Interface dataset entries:

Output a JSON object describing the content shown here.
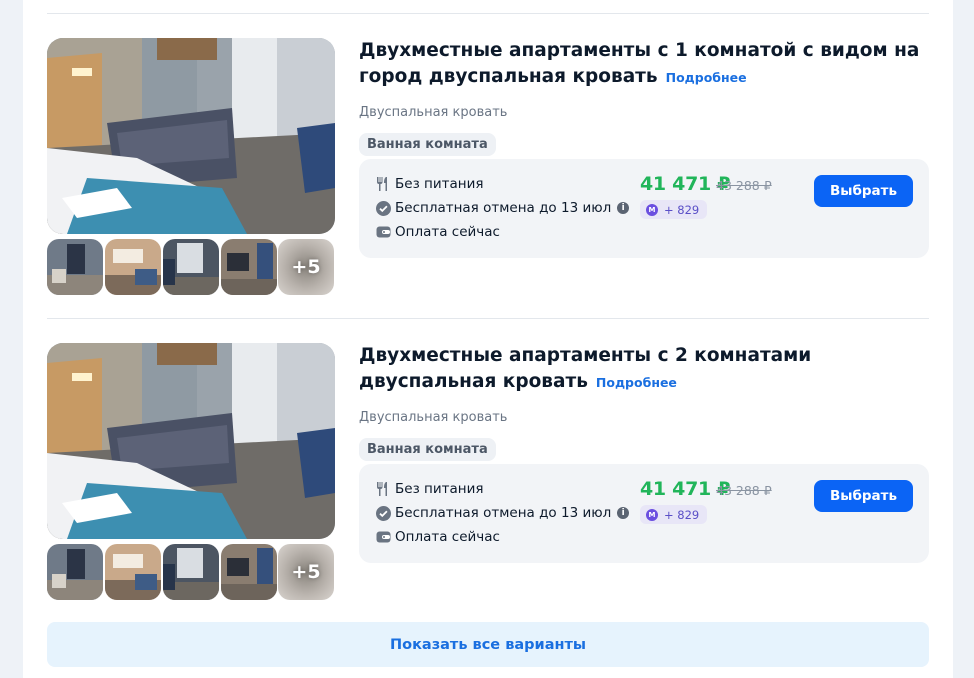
{
  "rooms": [
    {
      "title": "Двухместные апартаменты с 1 комнатой с видом на город двуспальная кровать",
      "more_link": "Подробнее",
      "bed": "Двуспальная кровать",
      "amenity": "Ванная комната",
      "conditions": [
        "Без питания",
        "Бесплатная отмена до 13 июл",
        "Оплата сейчас"
      ],
      "price": "41 471 ₽",
      "old_price": "43 288 ₽",
      "bonus": "+ 829",
      "button": "Выбрать",
      "more_photos": "+5"
    },
    {
      "title": "Двухместные апартаменты с 2 комнатами двуспальная кровать",
      "more_link": "Подробнее",
      "bed": "Двуспальная кровать",
      "amenity": "Ванная комната",
      "conditions": [
        "Без питания",
        "Бесплатная отмена до 13 июл",
        "Оплата сейчас"
      ],
      "price": "41 471 ₽",
      "old_price": "43 288 ₽",
      "bonus": "+ 829",
      "button": "Выбрать",
      "more_photos": "+5"
    }
  ],
  "show_all": "Показать все варианты",
  "colors": {
    "price": "#21b55a",
    "button": "#0b64f5",
    "link": "#1a6fe0",
    "bonus": "#5a4fc7"
  },
  "icons": [
    "fork-knife-icon",
    "check-circle-icon",
    "info-icon",
    "wallet-icon",
    "m-coin-icon"
  ]
}
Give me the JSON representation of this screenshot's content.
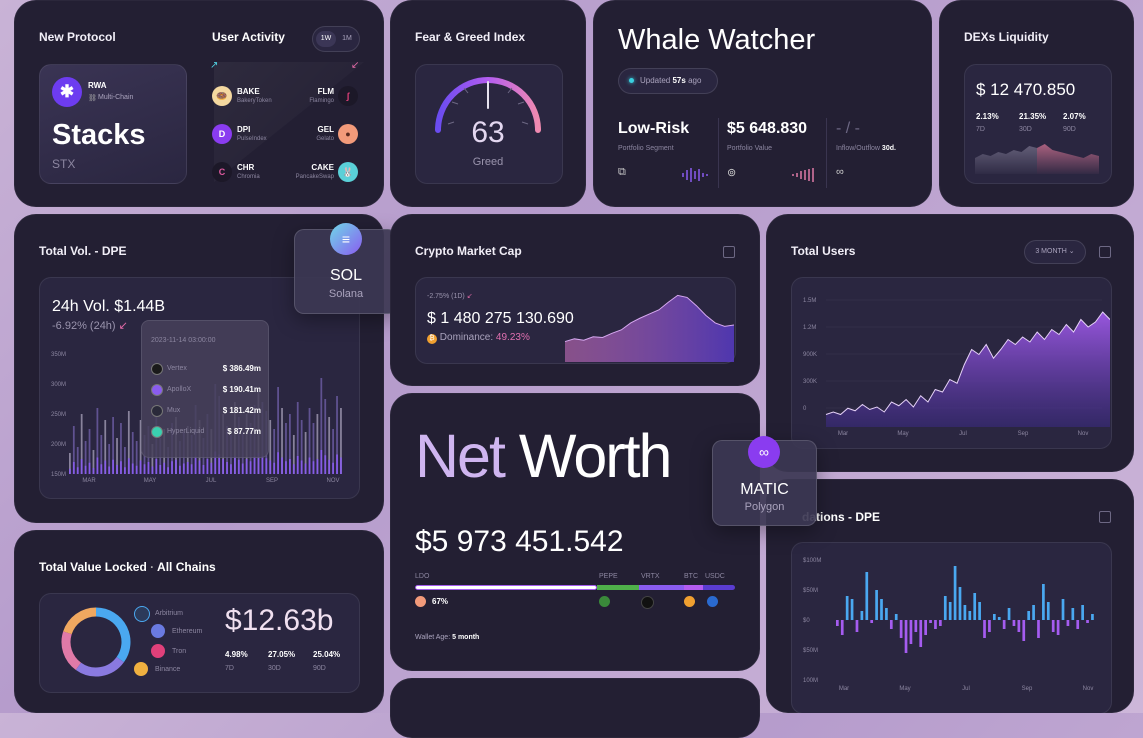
{
  "new_protocol": {
    "title": "New Protocol",
    "tag": "RWA",
    "chain": "Multi-Chain",
    "name": "Stacks",
    "ticker": "STX"
  },
  "user_activity": {
    "title": "User Activity",
    "tabs": [
      "1W",
      "1M"
    ],
    "left": [
      {
        "sym": "BAKE",
        "name": "BakeryToken"
      },
      {
        "sym": "DPI",
        "name": "PulseIndex"
      },
      {
        "sym": "CHR",
        "name": "Chromia"
      }
    ],
    "right": [
      {
        "sym": "FLM",
        "name": "Flamingo"
      },
      {
        "sym": "GEL",
        "name": "Gelato"
      },
      {
        "sym": "CAKE",
        "name": "PancakeSwap"
      }
    ]
  },
  "fear_greed": {
    "title": "Fear & Greed Index",
    "value": "63",
    "label": "Greed"
  },
  "whale": {
    "title": "Whale Watcher",
    "updated_prefix": "Updated",
    "updated_value": "57s",
    "updated_suffix": "ago",
    "risk": "Low-Risk",
    "risk_label": "Portfolio Segment",
    "value": "$5 648.830",
    "value_label": "Portfolio Value",
    "flow": "- / -",
    "flow_label": "Inflow/Outflow",
    "flow_period": "30d."
  },
  "dex": {
    "title": "DEXs Liquidity",
    "value": "$ 12 470.850",
    "stats": [
      {
        "pct": "2.13%",
        "period": "7D"
      },
      {
        "pct": "21.35%",
        "period": "30D"
      },
      {
        "pct": "2.07%",
        "period": "90D"
      }
    ]
  },
  "total_vol": {
    "title": "Total Vol. - DPE",
    "headline": "24h Vol. $1.44B",
    "change": "-6.92% (24h)",
    "y_ticks": [
      "350M",
      "300M",
      "250M",
      "200M",
      "150M"
    ],
    "x_ticks": [
      "MAR",
      "MAY",
      "JUL",
      "SEP",
      "NOV"
    ],
    "tooltip": {
      "date": "2023-11-14 03:00:00",
      "rows": [
        {
          "name": "Vertex",
          "value": "$ 386.49m"
        },
        {
          "name": "ApolloX",
          "value": "$ 190.41m"
        },
        {
          "name": "Mux",
          "value": "$ 181.42m"
        },
        {
          "name": "HyperLiquid",
          "value": "$ 87.77m"
        }
      ]
    }
  },
  "sol": {
    "sym": "SOL",
    "name": "Solana"
  },
  "matic": {
    "sym": "MATIC",
    "name": "Polygon"
  },
  "market_cap": {
    "title": "Crypto Market Cap",
    "change": "-2.75% (1D)",
    "value": "$ 1 480 275 130.690",
    "dominance_label": "Dominance:",
    "dominance_value": "49.23%"
  },
  "total_users": {
    "title": "Total Users",
    "range": "3 MONTH",
    "y_ticks": [
      "1.5M",
      "1.2M",
      "900K",
      "300K",
      "0"
    ],
    "x_ticks": [
      "Mar",
      "May",
      "Jul",
      "Sep",
      "Nov"
    ]
  },
  "net_worth": {
    "title_a": "Net",
    "title_b": "Worth",
    "value": "$5 973 451.542",
    "tokens": [
      "LDO",
      "PEPE",
      "VRTX",
      "BTC",
      "USDC"
    ],
    "ldo_pct": "67%",
    "wallet_age_label": "Wallet Age:",
    "wallet_age_value": "5 month"
  },
  "tvl": {
    "title": "Total Value Locked",
    "subtitle": "All Chains",
    "value": "$12.63b",
    "chains": [
      "Arbitrium",
      "Ethereum",
      "Tron",
      "Binance"
    ],
    "stats": [
      {
        "pct": "4.98%",
        "period": "7D"
      },
      {
        "pct": "27.05%",
        "period": "30D"
      },
      {
        "pct": "25.04%",
        "period": "90D"
      }
    ]
  },
  "liquidations": {
    "title": "dations - DPE",
    "y_ticks": [
      "$100M",
      "$50M",
      "$0",
      "$50M",
      "100M"
    ],
    "x_ticks": [
      "Mar",
      "May",
      "Jul",
      "Sep",
      "Nov"
    ]
  },
  "colors": {
    "accent": "#a55cf0",
    "pink": "#e07aa8",
    "blue": "#4aa8f0",
    "bg": "#231f33"
  },
  "chart_data": [
    {
      "type": "bar",
      "title": "Total Vol. - DPE",
      "x": [
        "MAR",
        "MAY",
        "JUL",
        "SEP",
        "NOV"
      ],
      "ylim": [
        150,
        350
      ],
      "ylabel": "",
      "xlabel": "",
      "values": [
        185,
        230,
        195,
        250,
        205,
        225,
        190,
        260,
        215,
        240,
        200,
        245,
        210,
        235,
        195,
        255,
        220,
        205,
        240,
        215,
        230,
        200,
        250,
        210,
        225,
        195,
        235,
        245,
        205,
        220,
        230,
        215,
        265,
        240,
        210,
        250,
        225,
        300,
        280,
        250,
        230,
        215,
        270,
        245,
        220,
        250,
        235,
        265,
        290,
        270,
        255,
        240,
        225,
        295,
        260,
        235,
        250,
        215,
        270,
        240,
        220,
        260,
        235,
        250,
        310,
        275,
        245,
        225,
        280,
        260
      ]
    },
    {
      "type": "area",
      "title": "Crypto Market Cap",
      "values": [
        0.18,
        0.22,
        0.2,
        0.25,
        0.24,
        0.3,
        0.35,
        0.45,
        0.52,
        0.58,
        0.64,
        0.75,
        0.85,
        0.82,
        0.7,
        0.56,
        0.45,
        0.4,
        0.42
      ]
    },
    {
      "type": "area",
      "title": "Total Users",
      "x": [
        "Mar",
        "May",
        "Jul",
        "Sep",
        "Nov"
      ],
      "values": [
        0.1,
        0.12,
        0.1,
        0.15,
        0.13,
        0.18,
        0.14,
        0.16,
        0.12,
        0.2,
        0.17,
        0.22,
        0.16,
        0.25,
        0.2,
        0.3,
        0.28,
        0.38,
        0.35,
        0.5,
        0.62,
        0.58,
        0.66,
        0.55,
        0.62,
        0.7,
        0.66,
        0.72,
        0.68,
        0.76,
        0.7,
        0.78,
        0.74,
        0.82,
        0.76,
        0.86,
        0.8,
        0.84,
        0.92,
        0.86
      ]
    },
    {
      "type": "bar",
      "title": "Liquidations - DPE",
      "x": [
        "Mar",
        "May",
        "Jul",
        "Sep",
        "Nov"
      ],
      "ylim": [
        -100,
        100
      ],
      "values": [
        -10,
        -25,
        40,
        35,
        -20,
        15,
        80,
        -5,
        50,
        35,
        20,
        -15,
        10,
        -30,
        -55,
        -40,
        -20,
        -45,
        -25,
        -5,
        -15,
        -10,
        40,
        30,
        90,
        55,
        25,
        15,
        45,
        30,
        -30,
        -20,
        10,
        5,
        -15,
        20,
        -10,
        -20,
        -35,
        15,
        25,
        -30,
        60,
        30,
        -20,
        -25,
        35,
        -10,
        20,
        -15,
        25,
        -5,
        10
      ]
    },
    {
      "type": "pie",
      "title": "Total Value Locked",
      "categories": [
        "Arbitrium",
        "Ethereum",
        "Tron",
        "Binance"
      ],
      "values": [
        35,
        25,
        20,
        20
      ]
    },
    {
      "type": "area",
      "title": "DEXs Liquidity",
      "values": [
        0.4,
        0.5,
        0.45,
        0.55,
        0.5,
        0.6,
        0.55,
        0.7,
        0.65,
        0.75,
        0.6,
        0.55,
        0.5,
        0.45,
        0.4,
        0.5,
        0.45
      ]
    }
  ]
}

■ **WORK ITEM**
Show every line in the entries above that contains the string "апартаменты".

■ **FINAL ANSWER**
      "title": "Двухместные апартаменты с 1 комнатой с видом на город двуспальная кровать",
      "title": "Двухместные апартаменты с 2 комнатами двуспальная кровать",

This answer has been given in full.